September 27, 2006

‘Boston’s love/hate for cars?’ Oh, please

Incredibly, author David Kruh compares the soul-less concrete wasteland of City Hall Plaza with the North End's pedestrian-packed Hanover Street. In today's Boston Globe, he writes: "As we look around the city at our experiments with auto-less streets (not just City Hall Plaza, but the mess that is Downtown Crossing) even the most anticar, pro-pedestrian advocate has to wonder if we are, once again, reacting with our gut instead of accepting how Boston actually lives, works, and plays."

Um, no.

Every streetscape,  as well as street, has its own characteristics that make it succeed or fail as a traffic route and pedestrian draw. Comparing poorly designed City Hall Plaza (where an existing neighborhood was razed and hideous "modern" architecture deposited where it didn't belong) with Hanover Street is like comparing Route 9 with Newbury Street and expecting the exact same outcome if cars were banned.

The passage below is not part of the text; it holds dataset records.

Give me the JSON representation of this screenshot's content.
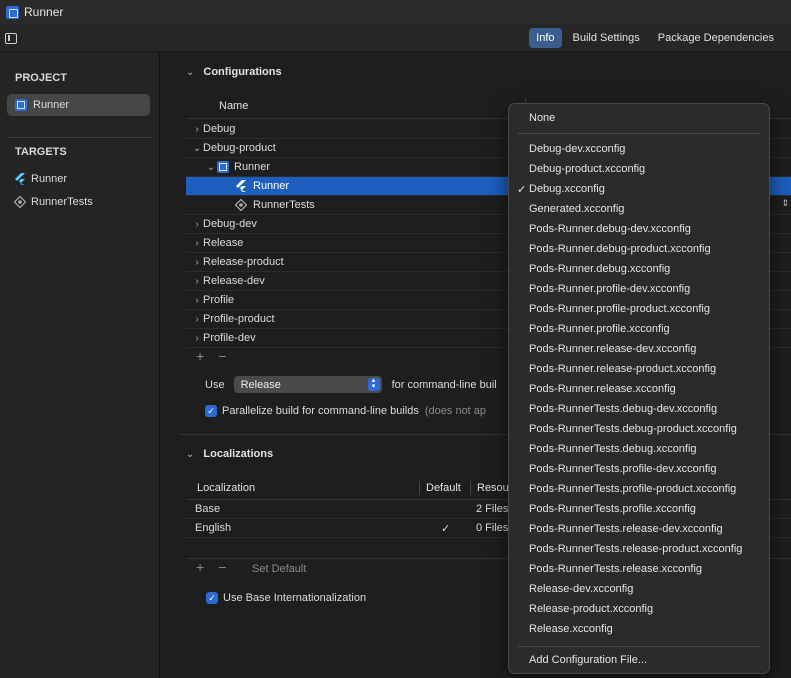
{
  "window": {
    "title": "Runner"
  },
  "toolbar": {
    "tabs": [
      "Info",
      "Build Settings",
      "Package Dependencies"
    ],
    "active_tab": "Info"
  },
  "sidebar": {
    "project_title": "PROJECT",
    "project_item": "Runner",
    "targets_title": "TARGETS",
    "targets": [
      {
        "label": "Runner",
        "icon": "flutter-icon"
      },
      {
        "label": "RunnerTests",
        "icon": "gear-icon"
      }
    ]
  },
  "configurations": {
    "title": "Configurations",
    "name_header": "Name",
    "rows": [
      "Debug",
      "Debug-product",
      "Runner",
      "Runner",
      "RunnerTests",
      "Debug-dev",
      "Release",
      "Release-product",
      "Release-dev",
      "Profile",
      "Profile-product",
      "Profile-dev"
    ],
    "use_label": "Use",
    "use_value": "Release",
    "use_suffix": "for command-line buil",
    "parallelize_label": "Parallelize build for command-line builds",
    "parallelize_note": "(does not ap"
  },
  "localizations": {
    "title": "Localizations",
    "headers": {
      "localization": "Localization",
      "default": "Default",
      "resources": "Resou"
    },
    "rows": [
      {
        "name": "Base",
        "default": "",
        "resources": "2 Files"
      },
      {
        "name": "English",
        "default": "✓",
        "resources": "0 Files"
      }
    ],
    "set_default": "Set Default",
    "use_base_label": "Use Base Internationalization"
  },
  "menu": {
    "none": "None",
    "items": [
      "Debug-dev.xcconfig",
      "Debug-product.xcconfig",
      "Debug.xcconfig",
      "Generated.xcconfig",
      "Pods-Runner.debug-dev.xcconfig",
      "Pods-Runner.debug-product.xcconfig",
      "Pods-Runner.debug.xcconfig",
      "Pods-Runner.profile-dev.xcconfig",
      "Pods-Runner.profile-product.xcconfig",
      "Pods-Runner.profile.xcconfig",
      "Pods-Runner.release-dev.xcconfig",
      "Pods-Runner.release-product.xcconfig",
      "Pods-Runner.release.xcconfig",
      "Pods-RunnerTests.debug-dev.xcconfig",
      "Pods-RunnerTests.debug-product.xcconfig",
      "Pods-RunnerTests.debug.xcconfig",
      "Pods-RunnerTests.profile-dev.xcconfig",
      "Pods-RunnerTests.profile-product.xcconfig",
      "Pods-RunnerTests.profile.xcconfig",
      "Pods-RunnerTests.release-dev.xcconfig",
      "Pods-RunnerTests.release-product.xcconfig",
      "Pods-RunnerTests.release.xcconfig",
      "Release-dev.xcconfig",
      "Release-product.xcconfig",
      "Release.xcconfig"
    ],
    "checked_item": "Debug.xcconfig",
    "add_file": "Add Configuration File..."
  },
  "colors": {
    "selection": "#1d5fbf",
    "accent": "#2f6ad4",
    "active_tab": "#3a5f8c"
  }
}
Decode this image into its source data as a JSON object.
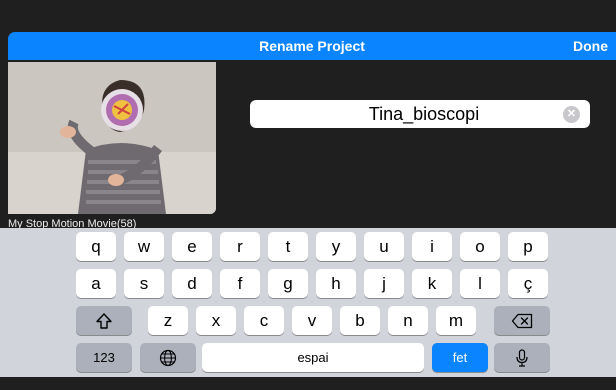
{
  "navbar": {
    "title": "Rename Project",
    "done_label": "Done"
  },
  "project": {
    "name_value": "Tina_bioscopi",
    "thumbnail_caption": "My Stop Motion Movie(58)"
  },
  "keyboard": {
    "row1": [
      "q",
      "w",
      "e",
      "r",
      "t",
      "y",
      "u",
      "i",
      "o",
      "p"
    ],
    "row2": [
      "a",
      "s",
      "d",
      "f",
      "g",
      "h",
      "j",
      "k",
      "l",
      "ç"
    ],
    "row3": [
      "z",
      "x",
      "c",
      "v",
      "b",
      "n",
      "m"
    ],
    "numbers_label": "123",
    "space_label": "espai",
    "return_label": "fet",
    "icons": {
      "shift": "shift-icon",
      "delete": "delete-icon",
      "globe": "globe-icon",
      "mic": "microphone-icon"
    }
  },
  "colors": {
    "accent": "#0a84ff",
    "background": "#1f1f1f",
    "keyboard": "#d1d4db"
  }
}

I doubt you could draw many pedestrians to the Golden Triangle even if cars were banned, unless building siting, architectures and facades were substantially changed. On Newbury Street, though, pedestrians would naturally fill in the added space. That's because Newbury Street is already a great walking environment.

Kruh, who has written two books about Scollay Square, is certainly correct that City Hall Plaza was an experiment gone awry. But that's not because it's a chunk of space where cars don't go; it's because of a terrible design. Nearby Boston Commons and the Public Garden work very well as spaces where cars can't drive through.

In fact, Hanover Street is already a major pedestrian draw. I doubt banning cars will make it less so; instead, it would give pedestrians more space to walk and sit outdoors. The idea here isn't to create another City Hall Plaza by wrecking the existing neighborhood!

Given the local climate, walkers probably don't need the extra space from, say, November through February or March, and it's certainly realistic to argue that during the worst New England weather, it might be more beneficial for suburbanites to be able to drive close to their destinations than it would be to keep the street empty for people who won't want to linger outdoors on foot. But once the weather gets nice, a pedestrian plaza on Hanover Street will improve an already great streetscape that's a proven pedestrian magnet.


  1. Maybe, now that the city councilor who made the Hanover Street proposal has all but abandoned the idea, but I wanted to reply to the thoughtful response that was posted in reply to my column.

    My point was no so much to compare Hanover Street with the Plaza - certainly there is nothing with which we can truly compare City Hall Plaza, and thank God for that - but to make the historical point that public opinion tends to swing wildly pro- and anti-car, and that we shouldn't be so quick to ban cars from a street that is so vibrant and so alive with their presence.

    Yes, Hanover Street is already a major pedestrian draw, but once you take away the cars and trucks, are we certain that the quality of life along the street would improve? That was my point about downtown crossing - another anti-traffic experiment that failed.

    Finally, the writer makes an excellent point about the weather which I failed to include in my original piece. The cold weather is a deterrent to walking for at least three - usually four months - out of the year. Banning cars would therefore, I would argue, have a negative effect on the neighborhood for for 1 out of 3 months every year.


  2. I'm not familiar with Hanover Street, but I might weigh in that I tend to agree with David using the old adage - if it's not broke, then don't fix it. The scale of building heights to street width and activities on the street need to be absolutely perfect and in balance for pedestrian streets to work. Most of the time, right-of-ways are too wide in America for pedestrians to feel comfortable as the only "mode" on the street. Although, there are cities where it works well in Europe, Asia, and Australia that I've visited.

    It's a dangerous risk to take considering the long list of failed pedestrian-only streets here in the US. My town of Sacramento has a few, but to be fair, one of them has a light-rail line going through it. If there was actually street traffic filling in the space in the middle, I think people would be hailing it as a wildly successful street, because there are certainly many pedestrians using the street. It just seems empty during the day. It is pretty dead at night.

    I have been to City Hall Plaza before in Boston. One of the big reasons I was not enamored with much of the downtown. Boston does have many great streets in various parts of the city though.